**ACTIVITY**
Once you have read the listing, retype all of it exactly.

┌────────

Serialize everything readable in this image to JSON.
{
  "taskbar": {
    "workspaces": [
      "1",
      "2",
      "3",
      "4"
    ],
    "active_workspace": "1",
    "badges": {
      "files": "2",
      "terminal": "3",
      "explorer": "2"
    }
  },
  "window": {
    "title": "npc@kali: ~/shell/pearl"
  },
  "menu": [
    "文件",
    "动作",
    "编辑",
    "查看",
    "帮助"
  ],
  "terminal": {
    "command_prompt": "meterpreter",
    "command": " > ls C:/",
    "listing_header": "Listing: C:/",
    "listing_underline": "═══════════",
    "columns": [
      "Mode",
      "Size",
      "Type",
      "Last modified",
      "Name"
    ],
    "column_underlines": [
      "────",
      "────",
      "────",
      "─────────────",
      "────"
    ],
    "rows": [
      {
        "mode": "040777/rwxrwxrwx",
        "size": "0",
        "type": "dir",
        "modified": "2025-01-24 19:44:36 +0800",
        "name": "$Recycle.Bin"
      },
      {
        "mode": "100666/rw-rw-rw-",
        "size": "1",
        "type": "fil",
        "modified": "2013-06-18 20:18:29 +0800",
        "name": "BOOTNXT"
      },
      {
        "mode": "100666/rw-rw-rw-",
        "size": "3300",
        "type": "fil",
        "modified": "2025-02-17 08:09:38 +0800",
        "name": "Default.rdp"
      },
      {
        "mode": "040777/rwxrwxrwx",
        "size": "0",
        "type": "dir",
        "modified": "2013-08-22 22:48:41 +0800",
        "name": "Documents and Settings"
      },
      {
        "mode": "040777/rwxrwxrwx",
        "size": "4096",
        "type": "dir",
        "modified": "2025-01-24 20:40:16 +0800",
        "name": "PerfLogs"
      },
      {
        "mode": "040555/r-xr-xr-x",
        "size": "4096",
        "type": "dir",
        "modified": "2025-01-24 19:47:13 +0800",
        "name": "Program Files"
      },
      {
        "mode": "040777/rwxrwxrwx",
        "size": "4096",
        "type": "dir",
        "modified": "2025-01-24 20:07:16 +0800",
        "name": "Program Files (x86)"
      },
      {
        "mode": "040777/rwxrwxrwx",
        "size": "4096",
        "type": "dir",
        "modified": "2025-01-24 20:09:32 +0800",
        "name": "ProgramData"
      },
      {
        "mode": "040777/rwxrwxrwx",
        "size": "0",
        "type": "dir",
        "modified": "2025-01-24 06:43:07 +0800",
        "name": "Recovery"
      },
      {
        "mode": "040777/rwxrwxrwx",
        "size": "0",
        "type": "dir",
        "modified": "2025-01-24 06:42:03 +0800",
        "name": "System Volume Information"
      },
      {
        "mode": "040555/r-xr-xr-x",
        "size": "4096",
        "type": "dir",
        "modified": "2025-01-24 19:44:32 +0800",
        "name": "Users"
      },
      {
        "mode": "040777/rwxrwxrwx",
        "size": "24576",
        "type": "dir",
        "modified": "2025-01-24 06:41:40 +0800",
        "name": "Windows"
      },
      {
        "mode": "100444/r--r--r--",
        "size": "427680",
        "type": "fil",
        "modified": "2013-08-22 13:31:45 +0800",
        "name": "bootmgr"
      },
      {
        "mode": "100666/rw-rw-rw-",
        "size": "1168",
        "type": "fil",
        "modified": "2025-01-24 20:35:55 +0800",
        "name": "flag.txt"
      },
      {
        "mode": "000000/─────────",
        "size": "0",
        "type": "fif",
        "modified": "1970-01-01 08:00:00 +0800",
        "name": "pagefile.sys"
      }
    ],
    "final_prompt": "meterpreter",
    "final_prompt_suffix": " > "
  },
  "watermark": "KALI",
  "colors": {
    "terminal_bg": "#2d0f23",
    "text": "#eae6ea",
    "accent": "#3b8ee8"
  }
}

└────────

**RESULT OF THE EXERCISE**
Serialize everything readable in this image to JSON.
{
  "taskbar": {
    "workspaces": [
      "1",
      "2",
      "3",
      "4"
    ],
    "active_workspace": "1",
    "badges": {
      "files": "2",
      "terminal": "3",
      "explorer": "2"
    }
  },
  "window": {
    "title": "npc@kali: ~/shell/pearl"
  },
  "menu": [
    "文件",
    "动作",
    "编辑",
    "查看",
    "帮助"
  ],
  "terminal": {
    "command_prompt": "meterpreter",
    "command": " > ls C:/",
    "listing_header": "Listing: C:/",
    "listing_underline": "═══════════",
    "columns": [
      "Mode",
      "Size",
      "Type",
      "Last modified",
      "Name"
    ],
    "column_underlines": [
      "────",
      "────",
      "────",
      "─────────────",
      "────"
    ],
    "rows": [
      {
        "mode": "040777/rwxrwxrwx",
        "size": "0",
        "type": "dir",
        "modified": "2025-01-24 19:44:36 +0800",
        "name": "$Recycle.Bin"
      },
      {
        "mode": "100666/rw-rw-rw-",
        "size": "1",
        "type": "fil",
        "modified": "2013-06-18 20:18:29 +0800",
        "name": "BOOTNXT"
      },
      {
        "mode": "100666/rw-rw-rw-",
        "size": "3300",
        "type": "fil",
        "modified": "2025-02-17 08:09:38 +0800",
        "name": "Default.rdp"
      },
      {
        "mode": "040777/rwxrwxrwx",
        "size": "0",
        "type": "dir",
        "modified": "2013-08-22 22:48:41 +0800",
        "name": "Documents and Settings"
      },
      {
        "mode": "040777/rwxrwxrwx",
        "size": "4096",
        "type": "dir",
        "modified": "2025-01-24 20:40:16 +0800",
        "name": "PerfLogs"
      },
      {
        "mode": "040555/r-xr-xr-x",
        "size": "4096",
        "type": "dir",
        "modified": "2025-01-24 19:47:13 +0800",
        "name": "Program Files"
      },
      {
        "mode": "040777/rwxrwxrwx",
        "size": "4096",
        "type": "dir",
        "modified": "2025-01-24 20:07:16 +0800",
        "name": "Program Files (x86)"
      },
      {
        "mode": "040777/rwxrwxrwx",
        "size": "4096",
        "type": "dir",
        "modified": "2025-01-24 20:09:32 +0800",
        "name": "ProgramData"
      },
      {
        "mode": "040777/rwxrwxrwx",
        "size": "0",
        "type": "dir",
        "modified": "2025-01-24 06:43:07 +0800",
        "name": "Recovery"
      },
      {
        "mode": "040777/rwxrwxrwx",
        "size": "0",
        "type": "dir",
        "modified": "2025-01-24 06:42:03 +0800",
        "name": "System Volume Information"
      },
      {
        "mode": "040555/r-xr-xr-x",
        "size": "4096",
        "type": "dir",
        "modified": "2025-01-24 19:44:32 +0800",
        "name": "Users"
      },
      {
        "mode": "040777/rwxrwxrwx",
        "size": "24576",
        "type": "dir",
        "modified": "2025-01-24 06:41:40 +0800",
        "name": "Windows"
      },
      {
        "mode": "100444/r--r--r--",
        "size": "427680",
        "type": "fil",
        "modified": "2013-08-22 13:31:45 +0800",
        "name": "bootmgr"
      },
      {
        "mode": "100666/rw-rw-rw-",
        "size": "1168",
        "type": "fil",
        "modified": "2025-01-24 20:35:55 +0800",
        "name": "flag.txt"
      },
      {
        "mode": "000000/─────────",
        "size": "0",
        "type": "fif",
        "modified": "1970-01-01 08:00:00 +0800",
        "name": "pagefile.sys"
      }
    ],
    "final_prompt": "meterpreter",
    "final_prompt_suffix": " > "
  },
  "watermark": "KALI",
  "colors": {
    "terminal_bg": "#2d0f23",
    "text": "#eae6ea",
    "accent": "#3b8ee8"
  }
}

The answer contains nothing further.